The kind of money the supermax demands can be crippling for a franchise. If the Hornets lock him into that $221 million deal, they’re destined for four years of being a fringe playoff team.
If they lose him they will be destined for four years of lottery picks (and a chance at building a more complete and cost-efficient team). If they’re exclusively looking four year down the road, cutting bait, clearing cap room, and building for the future make sense.
But they need to sell tickets now, that’s why re-signing him (even if the contract is ridiculous and crippling) is a must. Who would anyone buy season tickets if Kemba was gone and defeat was all but assured?
There are reasons Charlotte would not offer the supermax and Kemba would leave to a place like Dallas. But the Hornets are between a rock and a hard place and the economics say they have to retain Kemba to sell tickets, even if it limits the ceiling of the franchise.

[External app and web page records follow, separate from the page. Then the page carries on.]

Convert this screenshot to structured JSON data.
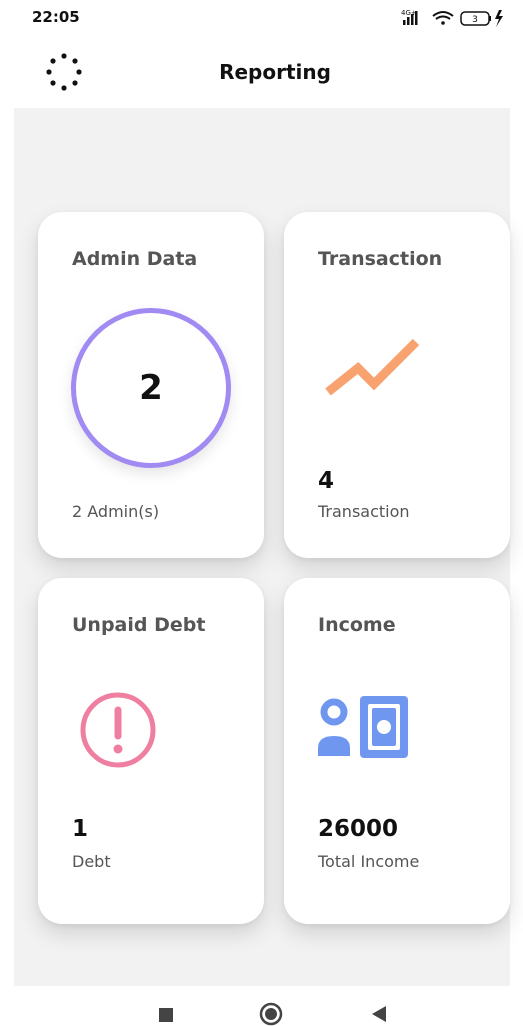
{
  "status_bar": {
    "time": "22:05",
    "network": "4G+",
    "battery": "3"
  },
  "header": {
    "title": "Reporting",
    "menu_icon": "dots-circle-icon"
  },
  "cards": {
    "admin": {
      "title": "Admin Data",
      "value": "2",
      "caption": "2 Admin(s)",
      "ring_color": "#a18af2"
    },
    "transaction": {
      "title": "Transaction",
      "value": "4",
      "caption": "Transaction",
      "icon": "trending-up-icon",
      "icon_color": "#f7a26f"
    },
    "debt": {
      "title": "Unpaid Debt",
      "value": "1",
      "caption": "Debt",
      "icon": "alert-circle-icon",
      "icon_color": "#ef7fa0"
    },
    "income": {
      "title": "Income",
      "value": "26000",
      "caption": "Total Income",
      "icon": "user-money-icon",
      "icon_color": "#6f97f0"
    }
  },
  "nav_bar": {
    "items": [
      "recents-square-icon",
      "home-circle-icon",
      "back-triangle-icon"
    ]
  }
}
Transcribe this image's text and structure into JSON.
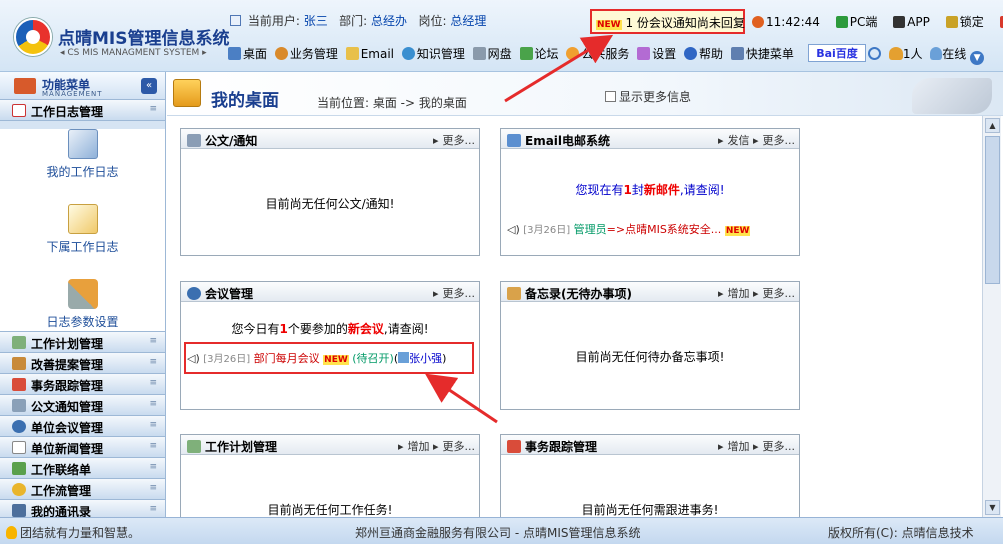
{
  "header": {
    "title": "点晴MIS管理信息系统",
    "subtitle": "CS MIS MANAGMENT SYSTEM",
    "user_label": "当前用户:",
    "user": "张三",
    "dept_label": "部门:",
    "dept": "总经办",
    "post_label": "岗位:",
    "post": "总经理",
    "notice_tag": "NEW",
    "notice_text": "1 份会议通知尚未回复",
    "time": "11:42:44",
    "pc": "PC端",
    "app": "APP",
    "lock": "锁定",
    "logout": "退出"
  },
  "nav": {
    "items": [
      "桌面",
      "业务管理",
      "Email",
      "知识管理",
      "网盘",
      "论坛",
      "公共服务",
      "设置",
      "帮助",
      "快捷菜单"
    ],
    "baidu": "Bai百度",
    "online_count": "1人",
    "online": "在线"
  },
  "sidebar": {
    "title": "功能菜单",
    "subtitle": "MANAGEMENT",
    "open_section": "工作日志管理",
    "tools": [
      "我的工作日志",
      "下属工作日志",
      "日志参数设置"
    ],
    "sections": [
      "工作计划管理",
      "改善提案管理",
      "事务跟踪管理",
      "公文通知管理",
      "单位会议管理",
      "单位新闻管理",
      "工作联络单",
      "工作流管理",
      "我的通讯录"
    ]
  },
  "main": {
    "title": "我的桌面",
    "breadcrumb": "当前位置: 桌面 -> 我的桌面",
    "more_info": "显示更多信息"
  },
  "panels": {
    "doc": {
      "title": "公文/通知",
      "more": "更多...",
      "empty": "目前尚无任何公文/通知!"
    },
    "email": {
      "title": "Email电邮系统",
      "send": "发信",
      "more": "更多...",
      "msg_pre": "您现在有",
      "msg_count": "1",
      "msg_mid": "封",
      "msg_new": "新邮件",
      "msg_post": ",请查阅!",
      "row_date": "[3月26日]",
      "row_sender": "管理员",
      "row_arrow": "=>",
      "row_subject": "点晴MIS系统安全...",
      "row_tag": "NEW"
    },
    "meeting": {
      "title": "会议管理",
      "more": "更多...",
      "msg_pre": "您今日有",
      "msg_count": "1",
      "msg_mid": "个要参加的",
      "msg_new": "新会议",
      "msg_post": ",请查阅!",
      "row_date": "[3月26日]",
      "row_subject": "部门每月会议",
      "row_tag": "NEW",
      "row_status": "(待召开)",
      "row_person": "张小强"
    },
    "memo": {
      "title": "备忘录(无待办事项)",
      "add": "增加",
      "more": "更多...",
      "empty": "目前尚无任何待办备忘事项!"
    },
    "plan": {
      "title": "工作计划管理",
      "add": "增加",
      "more": "更多...",
      "empty": "目前尚无任何工作任务!"
    },
    "track": {
      "title": "事务跟踪管理",
      "add": "增加",
      "more": "更多...",
      "empty": "目前尚无任何需跟进事务!"
    }
  },
  "footer": {
    "motto": "团结就有力量和智慧。",
    "company": "郑州亘通商金融服务有限公司 - 点晴MIS管理信息系统",
    "copyright": "版权所有(C): 点晴信息技术"
  },
  "colors": {
    "accent": "#1a3f8f",
    "alert": "#e52b2b",
    "sidebar": "#d6e4f3"
  }
}
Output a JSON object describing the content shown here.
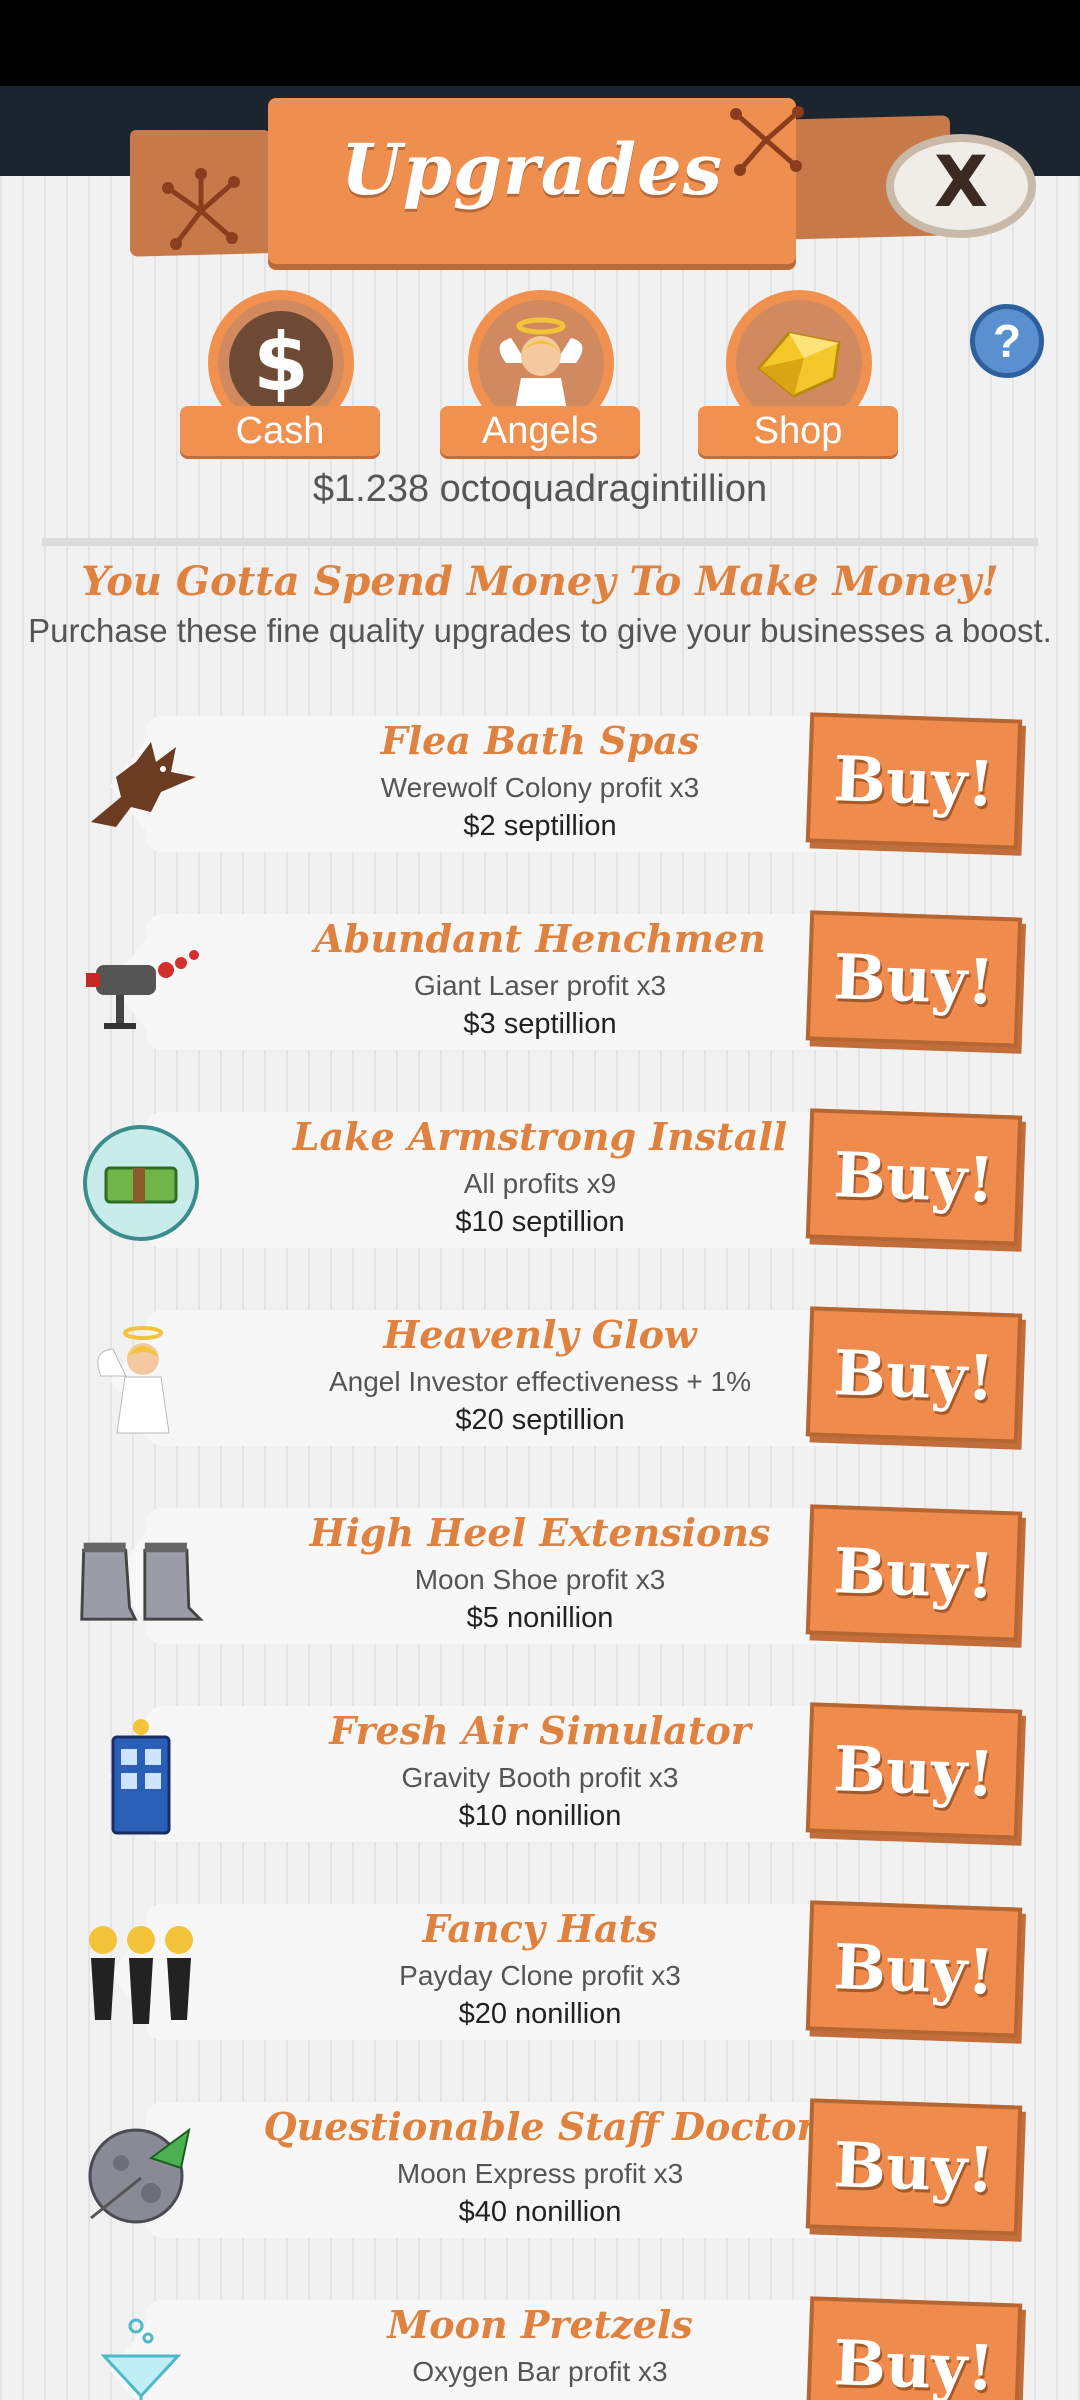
{
  "header": {
    "title": "Upgrades",
    "close_label": "X",
    "help_label": "?"
  },
  "tabs": [
    {
      "label": "Cash",
      "icon": "dollar-icon"
    },
    {
      "label": "Angels",
      "icon": "angel-icon"
    },
    {
      "label": "Shop",
      "icon": "gold-icon"
    }
  ],
  "cash_amount": "$1.238 octoquadragintillion",
  "section": {
    "heading": "You Gotta Spend Money To Make Money!",
    "subheading": "Purchase these fine quality upgrades to give your businesses a boost."
  },
  "buy_label": "Buy!",
  "upgrades": [
    {
      "name": "Flea Bath Spas",
      "desc": "Werewolf Colony profit x3",
      "cost": "$2 septillion",
      "icon": "werewolf-icon"
    },
    {
      "name": "Abundant Henchmen",
      "desc": "Giant Laser profit x3",
      "cost": "$3 septillion",
      "icon": "laser-icon"
    },
    {
      "name": "Lake Armstrong Install",
      "desc": "All profits x9",
      "cost": "$10 septillion",
      "icon": "cash-bubble-icon"
    },
    {
      "name": "Heavenly Glow",
      "desc": "Angel Investor effectiveness + 1%",
      "cost": "$20 septillion",
      "icon": "angel-icon"
    },
    {
      "name": "High Heel Extensions",
      "desc": "Moon Shoe profit x3",
      "cost": "$5 nonillion",
      "icon": "moon-boots-icon"
    },
    {
      "name": "Fresh Air Simulator",
      "desc": "Gravity Booth profit x3",
      "cost": "$10 nonillion",
      "icon": "gravity-booth-icon"
    },
    {
      "name": "Fancy Hats",
      "desc": "Payday Clone profit x3",
      "cost": "$20 nonillion",
      "icon": "clones-icon"
    },
    {
      "name": "Questionable Staff Doctor",
      "desc": "Moon Express profit x3",
      "cost": "$40 nonillion",
      "icon": "moon-rocket-icon"
    },
    {
      "name": "Moon Pretzels",
      "desc": "Oxygen Bar profit x3",
      "cost": "",
      "icon": "cocktail-icon"
    }
  ],
  "colors": {
    "accent": "#ef8f4f",
    "panel": "#f1f1f1",
    "text": "#555555"
  }
}
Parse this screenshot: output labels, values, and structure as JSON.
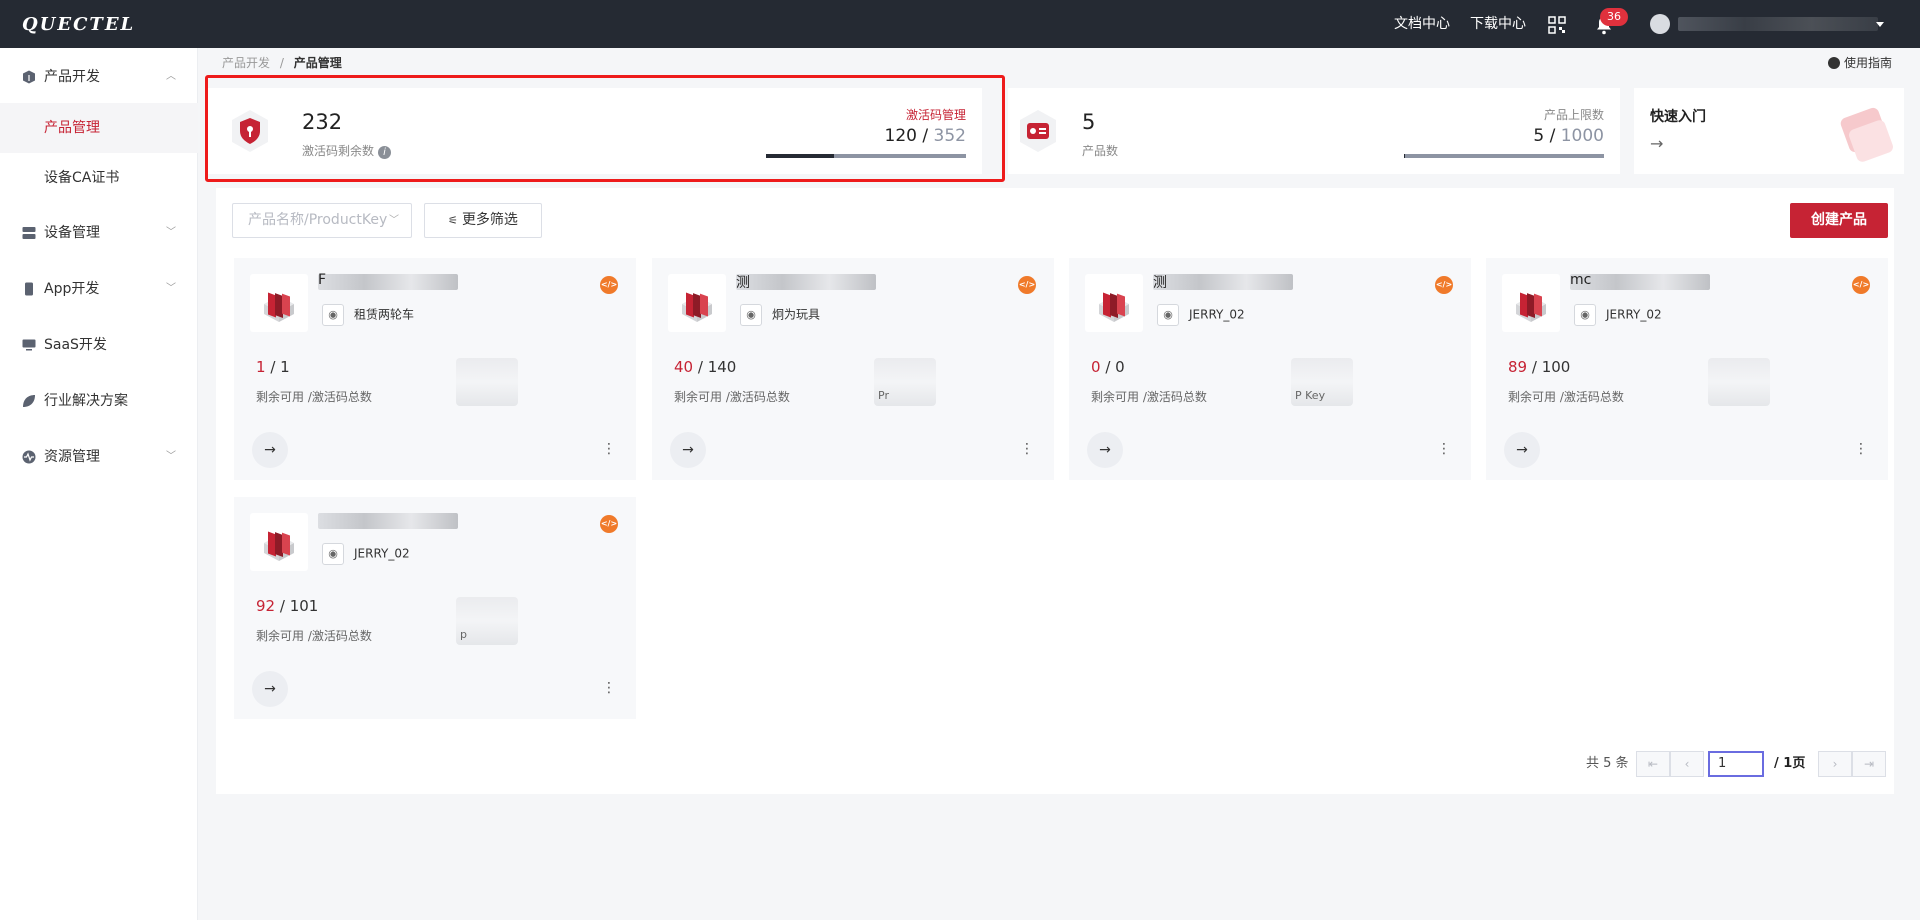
{
  "header": {
    "logo_text": "QUECTEL",
    "nav": [
      "文档中心",
      "下载中心"
    ],
    "notification_count": "36"
  },
  "sidebar": {
    "items": [
      {
        "label": "产品开发",
        "icon": "cube-icon",
        "expanded": true
      },
      {
        "label": "产品管理",
        "active": true
      },
      {
        "label": "设备CA证书"
      },
      {
        "label": "设备管理",
        "icon": "server-icon"
      },
      {
        "label": "App开发",
        "icon": "phone-icon"
      },
      {
        "label": "SaaS开发",
        "icon": "monitor-icon"
      },
      {
        "label": "行业解决方案",
        "icon": "leaf-icon"
      },
      {
        "label": "资源管理",
        "icon": "pulse-icon"
      }
    ]
  },
  "breadcrumb": {
    "parent": "产品开发",
    "sep": "/",
    "current": "产品管理"
  },
  "guide_label": "使用指南",
  "stats": {
    "activation": {
      "value": "232",
      "label": "激活码剩余数",
      "link": "激活码管理",
      "used": "120",
      "total": "352",
      "progress": 0.34
    },
    "products": {
      "value": "5",
      "label": "产品数",
      "limit_label": "产品上限数",
      "used": "5",
      "total": "1000",
      "progress": 0.005
    },
    "quickstart": {
      "title": "快速入门",
      "arrow": "→"
    }
  },
  "toolbar": {
    "search_placeholder": "产品名称/ProductKey",
    "more_filters": "更多筛选",
    "create": "创建产品"
  },
  "cards": [
    {
      "name_prefix": "F",
      "device_type": "租赁两轮车",
      "remaining": "1",
      "total": "1",
      "count_label": "剩余可用 /激活码总数",
      "pk_text": ""
    },
    {
      "name_prefix": "测",
      "device_type": "炯为玩具",
      "remaining": "40",
      "total": "140",
      "count_label": "剩余可用 /激活码总数",
      "pk_text": "Pr"
    },
    {
      "name_prefix": "测",
      "device_type": "JERRY_02",
      "remaining": "0",
      "total": "0",
      "count_label": "剩余可用 /激活码总数",
      "pk_text": "P      Key"
    },
    {
      "name_prefix": "mc",
      "device_type": "JERRY_02",
      "remaining": "89",
      "total": "100",
      "count_label": "剩余可用 /激活码总数",
      "pk_text": ""
    },
    {
      "name_prefix": "",
      "device_type": "JERRY_02",
      "remaining": "92",
      "total": "101",
      "count_label": "剩余可用 /激活码总数",
      "pk_text": "p"
    }
  ],
  "pagination": {
    "total_text": "共 5 条",
    "page": "1",
    "pages_text": "/ 1页"
  },
  "colors": {
    "brand": "#c62334",
    "header_bg": "#252a33",
    "code_badge": "#f07a2a"
  }
}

- Published on 06/04/2019 at 11:01 AM
- Last updated at 06/03/2019 at 08:03 AM